     That is the unpleasant budget arithmetic that we face.  There are no easy answers.

     For a long time, the people of Puerto Rico have suffered under a weak economy, including double-digit unemployment rates, very low labor force participation rates, and a bloated public sector.  With many residents of the island facing a lack of opportunity or any expectations of a brighter future, Puerto Rico has increasingly seen out-migration. 

     All of this contributes to the fiscal challenges the territory now faces. 

     According to independent analysts, there are significant barriers to job creation and labor force participation in Puerto Rico.  Some of these barriers stem from federal entitlement programs.  Others can be attributed to the application of other federal laws and regulations. 

     For example, analysts across the political spectrum agree that federal laws have increased the cost of energy in Puerto Rico and that the island’s regulatory processes and bureaucratic red tape stifle business activity.  And, sadly, for the children in Puerto Rico, its education system, to quote Secretary of Education Duncan, “has been plagued by a revolving door of leaders and political patronage.” 

     In short, and to put it mildly, Puerto Rico faces enormous fiscal and economic challenges.  While the government of Puerto Rico has taken some steps in recent years to address these matters, many more changes – significant and fundamental changes – needed to be made.

     Fortunately, Puerto Rico has a number of advantages to its credit, and we have seen successful turnarounds from over-indebtedness elsewhere, such as here in the District of Columbia and in New York City.  I hope to see Puerto Rico join the list of successful turnaround experiences and I know that everyone here wants the people of Puerto Rico to experience a future with increased economic opportunity and growth.

     Before I conclude, I just want to make sure we acknowledge the negative long-term impact Puerto Rico’s unsustainable debt has had and will continue to have on the island’s residents and what lessons we should take from their experience. 

     As the Congressional Budget Office has repeatedly warned over the past several years, despite some recent declines, our federal deficits under current law will soon rise again and federal debt will grow, as it has in Puerto Rico, to beyond 100 percent of the size of our economy.  According to CBO, if we don’t change course, we will increasingly have less fiscal flexibility and we run the risk of a fiscal crisis at the federal level.  Absent some kind of fundamental correction, it is not hard to imagine the devastating effects from unsustainable debt that are now being felt by Americans living and trying to work in Puerto Rico also being felt throughout the entire country.

     Now, I will close by noting that this is the Finance Committee, with broad areas of jurisdiction, including federal tax policy and health care policy.  There are, of course, many other aspects of federal policy that are also relevant to Puerto Rico’s situation but fall into other committees’ areas of jurisdiction, including federal labor policies, federal laws governing shipping vessels, bankruptcy law, and others.  However, I ask that our witnesses keep their focus on areas of Finance Committee jurisdiction. 

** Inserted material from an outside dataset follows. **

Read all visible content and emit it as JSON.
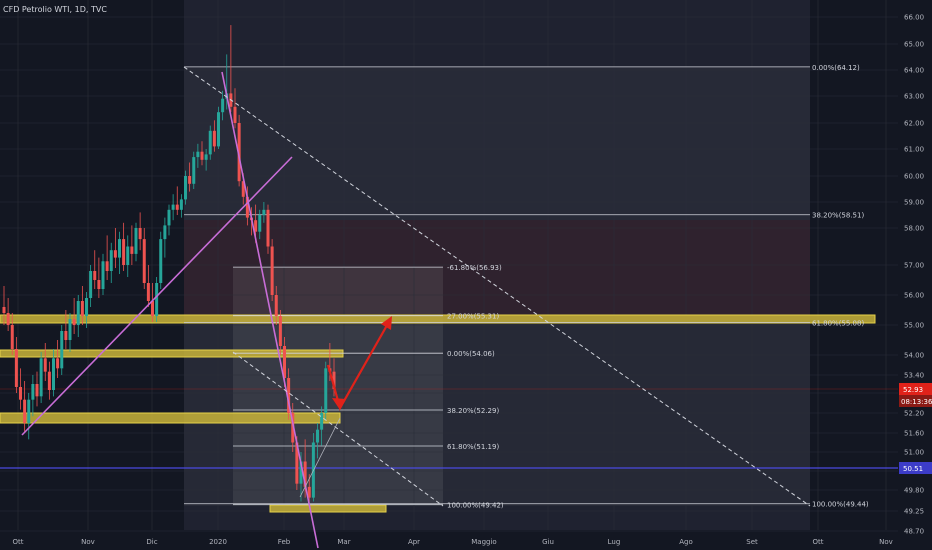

     This is not, for example, a hearing on Chapter 9 of the bankruptcy code or a hearing on Puerto Rico’s status as a territory.

     With that, I wish to welcome all of our witnesses, and I will now recognize Ranking Member Wyden for his opening statement.